__Task details__.
This exercise calls for every line of the data below with the string "server" in it.
======== Material to process
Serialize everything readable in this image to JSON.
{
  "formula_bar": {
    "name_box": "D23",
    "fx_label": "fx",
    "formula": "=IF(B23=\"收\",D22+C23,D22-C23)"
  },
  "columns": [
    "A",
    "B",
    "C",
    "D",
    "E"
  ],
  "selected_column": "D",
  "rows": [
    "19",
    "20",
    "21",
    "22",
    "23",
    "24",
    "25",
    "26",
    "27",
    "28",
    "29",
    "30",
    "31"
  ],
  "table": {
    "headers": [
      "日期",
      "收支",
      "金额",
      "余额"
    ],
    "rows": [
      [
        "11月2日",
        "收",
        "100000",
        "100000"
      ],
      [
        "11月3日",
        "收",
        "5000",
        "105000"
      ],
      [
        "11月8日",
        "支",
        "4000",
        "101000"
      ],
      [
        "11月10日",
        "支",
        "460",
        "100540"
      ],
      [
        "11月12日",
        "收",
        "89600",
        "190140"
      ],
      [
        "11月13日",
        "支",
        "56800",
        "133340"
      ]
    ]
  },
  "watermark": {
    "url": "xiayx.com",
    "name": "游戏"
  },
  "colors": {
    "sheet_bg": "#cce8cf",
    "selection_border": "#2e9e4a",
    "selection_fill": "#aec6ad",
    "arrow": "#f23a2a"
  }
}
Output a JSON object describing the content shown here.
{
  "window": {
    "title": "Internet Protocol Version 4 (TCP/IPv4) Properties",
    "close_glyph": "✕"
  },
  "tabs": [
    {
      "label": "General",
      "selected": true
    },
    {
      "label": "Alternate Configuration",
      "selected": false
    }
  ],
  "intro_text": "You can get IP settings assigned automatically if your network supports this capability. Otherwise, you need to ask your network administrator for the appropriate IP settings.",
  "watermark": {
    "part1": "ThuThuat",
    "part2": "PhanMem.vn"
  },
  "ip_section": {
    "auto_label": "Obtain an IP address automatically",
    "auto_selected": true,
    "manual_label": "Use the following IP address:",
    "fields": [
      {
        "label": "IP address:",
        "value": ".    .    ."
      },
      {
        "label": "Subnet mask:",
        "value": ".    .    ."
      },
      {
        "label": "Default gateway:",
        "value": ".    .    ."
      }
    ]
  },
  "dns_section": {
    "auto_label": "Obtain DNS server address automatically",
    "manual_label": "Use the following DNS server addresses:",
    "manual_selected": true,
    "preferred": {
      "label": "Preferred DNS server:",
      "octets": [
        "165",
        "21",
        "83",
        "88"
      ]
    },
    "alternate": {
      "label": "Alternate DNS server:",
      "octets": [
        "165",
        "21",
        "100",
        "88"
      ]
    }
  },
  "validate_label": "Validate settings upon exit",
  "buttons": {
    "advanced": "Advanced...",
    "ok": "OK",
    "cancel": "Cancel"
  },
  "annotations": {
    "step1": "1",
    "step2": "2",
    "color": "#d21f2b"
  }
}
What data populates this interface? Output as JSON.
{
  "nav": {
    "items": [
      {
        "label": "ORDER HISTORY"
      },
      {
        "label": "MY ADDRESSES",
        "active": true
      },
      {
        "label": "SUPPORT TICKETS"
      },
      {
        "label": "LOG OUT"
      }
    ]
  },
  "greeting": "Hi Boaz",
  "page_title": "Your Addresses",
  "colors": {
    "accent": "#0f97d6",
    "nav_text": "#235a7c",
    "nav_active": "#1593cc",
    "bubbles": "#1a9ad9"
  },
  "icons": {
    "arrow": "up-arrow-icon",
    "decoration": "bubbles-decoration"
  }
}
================
__Output below__.
    "auto_label": "Obtain DNS server address automatically",
    "manual_label": "Use the following DNS server addresses:",
      "label": "Preferred DNS server:",
      "label": "Alternate DNS server:",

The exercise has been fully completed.